[5] We can agree that the evidence in support of defendant's contention is sufficient, as "substantial evidence", to support a jury finding of contributory negligence. We cannot agree, however, that the evidence compels a finding of contributory negligence as a matter of law. We are satisfied that viewing the evidence in a light most favorable to the plaintiff, reasonable minds could differ as to whether plaintiff exercised the requisite amount of care under the surrounding circumstances.

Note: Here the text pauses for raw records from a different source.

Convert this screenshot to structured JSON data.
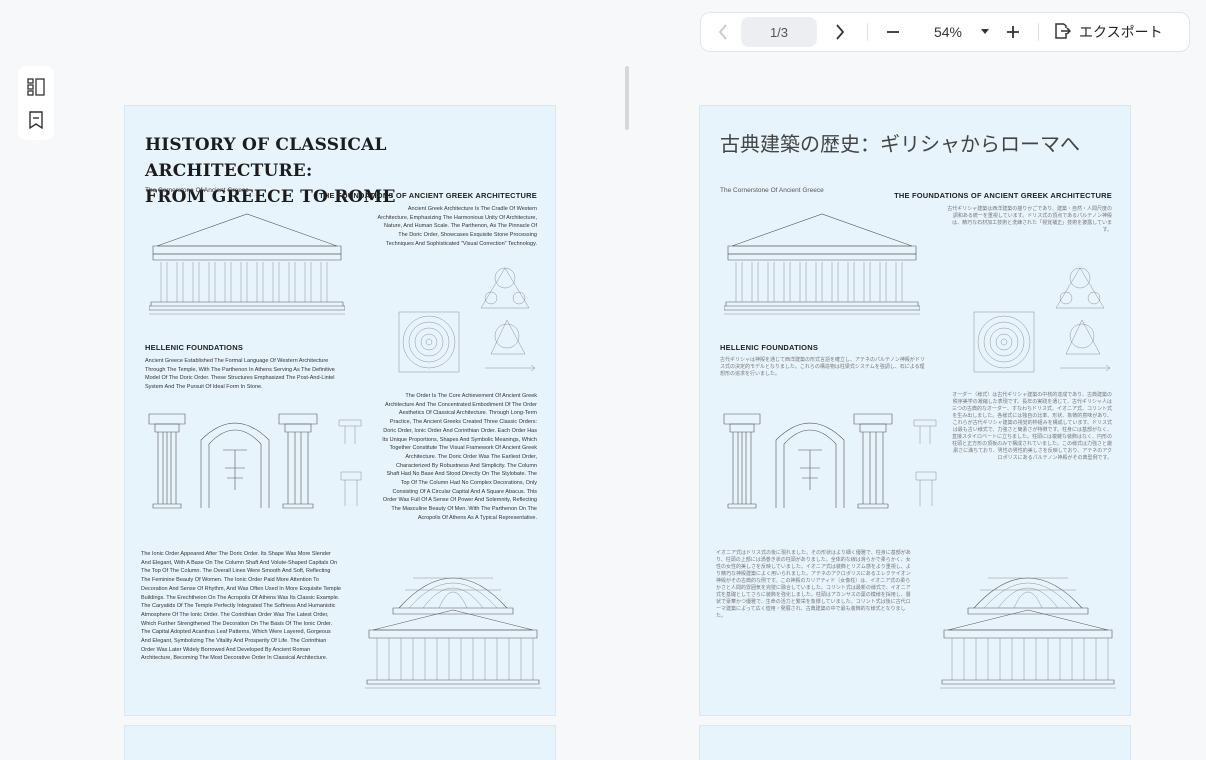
{
  "toolbar": {
    "page_indicator": "1/3",
    "zoom": "54%",
    "export_label": "エクスポート",
    "icons": {
      "prev": "chevron-left-icon",
      "next": "chevron-right-icon",
      "zoom_out": "minus-icon",
      "zoom_menu": "caret-down-icon",
      "zoom_in": "plus-icon",
      "export": "export-icon"
    }
  },
  "sidebar": {
    "icons": [
      "page-thumbnails-icon",
      "bookmark-icon"
    ]
  },
  "page1": {
    "title_line1": "HISTORY OF CLASSICAL  ARCHITECTURE:",
    "title_line2": "FROM GREECE TO ROME",
    "caption_parthenon": "The Cornerstone Of Ancient Greece",
    "foundations_heading": "THE FOUNDATIONS OF ANCIENT GREEK ARCHITECTURE",
    "foundations_text": "Ancient Greek Architecture Is The Cradle Of Western Architecture, Emphasizing The Harmonious Unity Of Architecture, Nature, And Human Scale. The Parthenon, As The Pinnacle Of The Doric Order, Showcases Exquisite Stone Processing Techniques And Sophisticated \"Visual Correction\" Technology.",
    "hellenic_heading": "HELLENIC FOUNDATIONS",
    "hellenic_text": "Ancient Greece Established The Formal Language Of Western Architecture Through The Temple, With The Parthenon In Athens Serving As The Definitive Model Of The Doric Order. These Structures Emphasized The Post-And-Lintel System And The Pursuit Of Ideal Form In Stone.",
    "orders_text": "The Order Is The Core Achievement Of Ancient Greek Architecture And The Concentrated Embodiment Of The Order Aesthetics Of Classical Architecture. Through Long-Term Practice, The Ancient Greeks Created Three Classic Orders: Doric Order, Ionic Order And Corinthian Order. Each Order Has Its Unique Proportions, Shapes And Symbolic Meanings, Which Together Constitute The Visual Framework Of Ancient Greek Architecture. The Doric Order Was The Earliest Order, Characterized By Robustness And Simplicity. The Column Shaft Had No Base And Stood Directly On The Stylobate. The Top Of The Column Had No Complex Decorations, Only Consisting Of A Circular Capital And A Square Abacus. This Order Was Full Of A Sense Of Power And Solemnity, Reflecting The Masculine Beauty Of Men. With The Parthenon On The Acropolis Of Athens As A Typical Representative.",
    "ionic_text": "The Ionic Order Appeared After The Doric Order. Its Shape Was More Slender And Elegant, With A Base On The Column Shaft And Volute-Shaped Capitals On The Top Of The Column. The Overall Lines Were Smooth And Soft, Reflecting The Feminine Beauty Of Women. The Ionic Order Paid More Attention To Decoration And Sense Of Rhythm, And Was Often Used In More Exquisite Temple Buildings. The Erechtheion On The Acropolis Of Athens Was Its Classic Example. The Caryatids Of The Temple Perfectly Integrated The Softness And Humanistic Atmosphere Of The Ionic Order. The Corinthian Order Was The Latest Order, Which Further Strengthened The Decoration On The Basis Of The Ionic Order. The Capital Adopted Acanthus Leaf Patterns, Which Were Layered, Gorgeous And Elegant, Symbolizing The Vitality And Prosperity Of Life. The Corinthian Order Was Later Widely Borrowed And Developed By Ancient Roman Architecture, Becoming The Most Decorative Order In Classical Architecture."
  },
  "page2": {
    "title": "古典建築の歴史：ギリシャからローマへ",
    "caption_parthenon": "The Cornerstone Of Ancient Greece",
    "foundations_heading": "THE FOUNDATIONS OF ANCIENT GREEK ARCHITECTURE",
    "foundations_text": "古代ギリシャ建築は西洋建築の揺りかごであり、建築・自然・人間尺度の調和ある統一を重視しています。ドリス式の頂点であるパルテノン神殿は、精巧な石材加工技術と洗練された「視覚補正」技術を披露しています。",
    "hellenic_heading": "HELLENIC FOUNDATIONS",
    "hellenic_text": "古代ギリシャは神殿を通じて西洋建築の形式言語を確立し、アテネのパルテノン神殿がドリス式の決定的モデルとなりました。これらの構造物は柱梁式システムを強調し、石による理想形の追求を行いました。",
    "orders_text": "オーダー（様式）は古代ギリシャ建築の中核的達成であり、古典建築の秩序美学の凝縮した表現です。長年の実践を通じて、古代ギリシャ人は三つの古典的なオーダー、すなわちドリス式、イオニア式、コリント式を生み出しました。各様式には独自の比率、形状、象徴的意味があり、これらが古代ギリシャ建築の視覚的枠組みを構成しています。ドリス式は最も古い様式で、力強さと簡素さが特徴です。柱身には基部がなく、直接スタイロベートに立ちました。柱頭には複雑な装飾はなく、円形の柱頭と正方形の頂板のみで構成されていました。この様式は力強さと厳粛さに満ちており、男性の男性的美しさを反映しており、アテネのアクロポリスにあるパルテノン神殿がその典型例です。",
    "ionic_text": "イオニア式はドリス式の後に現れました。その形状はより細く優雅で、柱身に基部があり、柱頭の上部には渦巻き状の柱頭がありました。全体的な線は滑らかで柔らかく、女性の女性的美しさを反映していました。イオニア式は装飾とリズム感をより重視し、より精巧な神殿建築によく用いられました。アテネのアクロポリスにあるエレクテイオン神殿がその古典的な例です。この神殿のカリアティド（女像柱）は、イオニア式の柔らかさと人間的雰囲気を完璧に融合していました。コリント式は最新の様式で、イオニア式を基礎としてさらに装飾を強化しました。柱頭はアカンサスの葉の模様を採用し、層状で豪華かつ優雅で、生命の活力と繁栄を象徴していました。コリント式は後に古代ローマ建築によって広く借用・発展され、古典建築の中で最も装飾的な様式となりました。"
  }
}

In support of its theory, defendant relies heavily upon two cases, McBeath v. Northern Pac. R. Co., 32 Wn. (2d) 910, 204 P. (2d) 248, and Morris v. Chicago M. St. P. & Pac. R. Co., 1 Wn. (2d) 587, 97 P. (2d) 119. Both cases are distinguishable. In both, the drivers of the vehicles involved in the collision at the railroad crossing failed to see what was there to be seen. In the McBeath case, the driver testified he did not see the railroad tracks. In the *963 Morris case the driver sought to excuse his failure to see an approaching train on the basis of an obstruction upon his vehicle for which he was responsible.

In the McBeath case, we stated the distinguishing factor between contributory negligence as a matter of law and as a matter of fact in cases of this type, p. 919:

"... In the cited cases, we think the evidence shows that the injured person either did something to protect himself or relied upon a condition which excused him for his lack of care. In such cases, it may be admitted that the question of contributory negligence is usually one for the jury."

In the instant case, plaintiff looked down the track at least twice to determine whether it was safe to proceed across. Each time he looked from a point at which he could observe as much of the track as was physically visible. Each time he saw no train approaching, not because he did not see that which was there to be seen, but rather because the train was not then within the 700 to 1000 foot range of observation. He could not hear any warning signal because of the nature of the equipment he was operating, a circumstance over which he had no control. Under these circumstances, we are satisfied the question of contributory negligence was for the jury.

The order granting judgment notwithstanding the verdict and the judgment of dismissal is reversed. Since the alternative order granting new trial is predicated upon grounds identical to the grounds for the order granting judgment notwithstanding the verdict, it too is reversed, and the jury's verdict reinstated.

OTT, C.J., DONWORTH, FINLEY, and WEAVER, JJ., concur.

December 7, 1964. Petition for rehearing denied.

NOTES

[*] Reported in 395 P. (2d) 482.

[1] The trial court's order granting defendant's motion for judgment notwithstanding the verdict or in the alternative for new trial, in pertinent part reads as follows:

"... the defendant having timely moved for Judgment N.O.V. or in the Alternative for a New Trial, on the ground that from the evidence the plaintiff was guilty of contributory negligence as a matter of law; and said motion having been argued by counsel for the respective parties before the court on May 15, 1961, and the court, being fully advised in the premises, does sustain said Motion for Judgment N.O.V. and orders Judgment for the defendant;

"...

"IN THE ALTERNATIVE, the Court hereby sets aside the verdict of the jury and grants to the defendant a new trial, for the reason that the evidence is not sufficient to sustain the verdict in that, from the evidence, the plaintiff was guilty of negligence as a matter of law, and that the verdict is against the weight of the evidence."